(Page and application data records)
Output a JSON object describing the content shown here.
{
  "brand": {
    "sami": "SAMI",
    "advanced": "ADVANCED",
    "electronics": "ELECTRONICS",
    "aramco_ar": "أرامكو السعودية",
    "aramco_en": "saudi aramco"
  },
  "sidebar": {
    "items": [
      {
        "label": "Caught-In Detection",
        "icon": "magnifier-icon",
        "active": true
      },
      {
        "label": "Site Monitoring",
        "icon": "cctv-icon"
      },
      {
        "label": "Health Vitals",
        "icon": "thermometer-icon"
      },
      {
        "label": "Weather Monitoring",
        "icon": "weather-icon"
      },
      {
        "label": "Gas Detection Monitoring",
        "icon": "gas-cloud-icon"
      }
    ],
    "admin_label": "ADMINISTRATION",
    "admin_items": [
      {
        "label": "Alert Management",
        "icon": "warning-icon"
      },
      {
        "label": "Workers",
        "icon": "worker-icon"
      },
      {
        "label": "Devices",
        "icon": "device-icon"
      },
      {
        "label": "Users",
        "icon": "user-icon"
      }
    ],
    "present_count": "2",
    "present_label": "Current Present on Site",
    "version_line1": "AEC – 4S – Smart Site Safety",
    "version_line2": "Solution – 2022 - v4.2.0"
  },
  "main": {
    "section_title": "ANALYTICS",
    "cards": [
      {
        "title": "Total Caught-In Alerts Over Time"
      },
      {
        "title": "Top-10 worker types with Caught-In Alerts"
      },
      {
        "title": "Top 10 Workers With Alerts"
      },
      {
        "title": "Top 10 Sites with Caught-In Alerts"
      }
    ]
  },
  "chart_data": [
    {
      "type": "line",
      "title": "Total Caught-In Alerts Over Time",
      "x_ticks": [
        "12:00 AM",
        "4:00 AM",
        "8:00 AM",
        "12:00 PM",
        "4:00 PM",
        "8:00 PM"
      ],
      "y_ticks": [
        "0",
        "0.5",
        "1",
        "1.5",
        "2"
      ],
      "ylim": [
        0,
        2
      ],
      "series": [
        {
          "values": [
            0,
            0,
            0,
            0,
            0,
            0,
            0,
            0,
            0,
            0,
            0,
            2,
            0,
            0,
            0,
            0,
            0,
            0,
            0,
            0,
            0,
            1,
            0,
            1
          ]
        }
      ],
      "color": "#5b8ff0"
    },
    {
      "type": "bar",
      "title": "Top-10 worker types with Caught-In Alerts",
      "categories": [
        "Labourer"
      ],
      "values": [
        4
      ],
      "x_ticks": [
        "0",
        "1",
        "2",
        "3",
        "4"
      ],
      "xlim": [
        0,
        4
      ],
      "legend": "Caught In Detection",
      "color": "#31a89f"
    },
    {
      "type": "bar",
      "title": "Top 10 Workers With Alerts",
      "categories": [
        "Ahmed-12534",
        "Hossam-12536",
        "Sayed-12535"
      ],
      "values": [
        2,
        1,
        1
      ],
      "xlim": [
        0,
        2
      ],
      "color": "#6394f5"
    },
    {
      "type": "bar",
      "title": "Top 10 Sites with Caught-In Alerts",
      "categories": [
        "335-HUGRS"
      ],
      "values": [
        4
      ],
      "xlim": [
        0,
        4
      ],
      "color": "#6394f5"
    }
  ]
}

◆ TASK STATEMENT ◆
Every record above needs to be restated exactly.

◆ SOLUTION FOR THIS EXERCISE ◆
Output a JSON object describing the content shown here.
{
  "brand": {
    "sami": "SAMI",
    "advanced": "ADVANCED",
    "electronics": "ELECTRONICS",
    "aramco_ar": "أرامكو السعودية",
    "aramco_en": "saudi aramco"
  },
  "sidebar": {
    "items": [
      {
        "label": "Caught-In Detection",
        "icon": "magnifier-icon",
        "active": true
      },
      {
        "label": "Site Monitoring",
        "icon": "cctv-icon"
      },
      {
        "label": "Health Vitals",
        "icon": "thermometer-icon"
      },
      {
        "label": "Weather Monitoring",
        "icon": "weather-icon"
      },
      {
        "label": "Gas Detection Monitoring",
        "icon": "gas-cloud-icon"
      }
    ],
    "admin_label": "ADMINISTRATION",
    "admin_items": [
      {
        "label": "Alert Management",
        "icon": "warning-icon"
      },
      {
        "label": "Workers",
        "icon": "worker-icon"
      },
      {
        "label": "Devices",
        "icon": "device-icon"
      },
      {
        "label": "Users",
        "icon": "user-icon"
      }
    ],
    "present_count": "2",
    "present_label": "Current Present on Site",
    "version_line1": "AEC – 4S – Smart Site Safety",
    "version_line2": "Solution – 2022 - v4.2.0"
  },
  "main": {
    "section_title": "ANALYTICS",
    "cards": [
      {
        "title": "Total Caught-In Alerts Over Time"
      },
      {
        "title": "Top-10 worker types with Caught-In Alerts"
      },
      {
        "title": "Top 10 Workers With Alerts"
      },
      {
        "title": "Top 10 Sites with Caught-In Alerts"
      }
    ]
  },
  "chart_data": [
    {
      "type": "line",
      "title": "Total Caught-In Alerts Over Time",
      "x_ticks": [
        "12:00 AM",
        "4:00 AM",
        "8:00 AM",
        "12:00 PM",
        "4:00 PM",
        "8:00 PM"
      ],
      "y_ticks": [
        "0",
        "0.5",
        "1",
        "1.5",
        "2"
      ],
      "ylim": [
        0,
        2
      ],
      "series": [
        {
          "values": [
            0,
            0,
            0,
            0,
            0,
            0,
            0,
            0,
            0,
            0,
            0,
            2,
            0,
            0,
            0,
            0,
            0,
            0,
            0,
            0,
            0,
            1,
            0,
            1
          ]
        }
      ],
      "color": "#5b8ff0"
    },
    {
      "type": "bar",
      "title": "Top-10 worker types with Caught-In Alerts",
      "categories": [
        "Labourer"
      ],
      "values": [
        4
      ],
      "x_ticks": [
        "0",
        "1",
        "2",
        "3",
        "4"
      ],
      "xlim": [
        0,
        4
      ],
      "legend": "Caught In Detection",
      "color": "#31a89f"
    },
    {
      "type": "bar",
      "title": "Top 10 Workers With Alerts",
      "categories": [
        "Ahmed-12534",
        "Hossam-12536",
        "Sayed-12535"
      ],
      "values": [
        2,
        1,
        1
      ],
      "xlim": [
        0,
        2
      ],
      "color": "#6394f5"
    },
    {
      "type": "bar",
      "title": "Top 10 Sites with Caught-In Alerts",
      "categories": [
        "335-HUGRS"
      ],
      "values": [
        4
      ],
      "xlim": [
        0,
        4
      ],
      "color": "#6394f5"
    }
  ]
}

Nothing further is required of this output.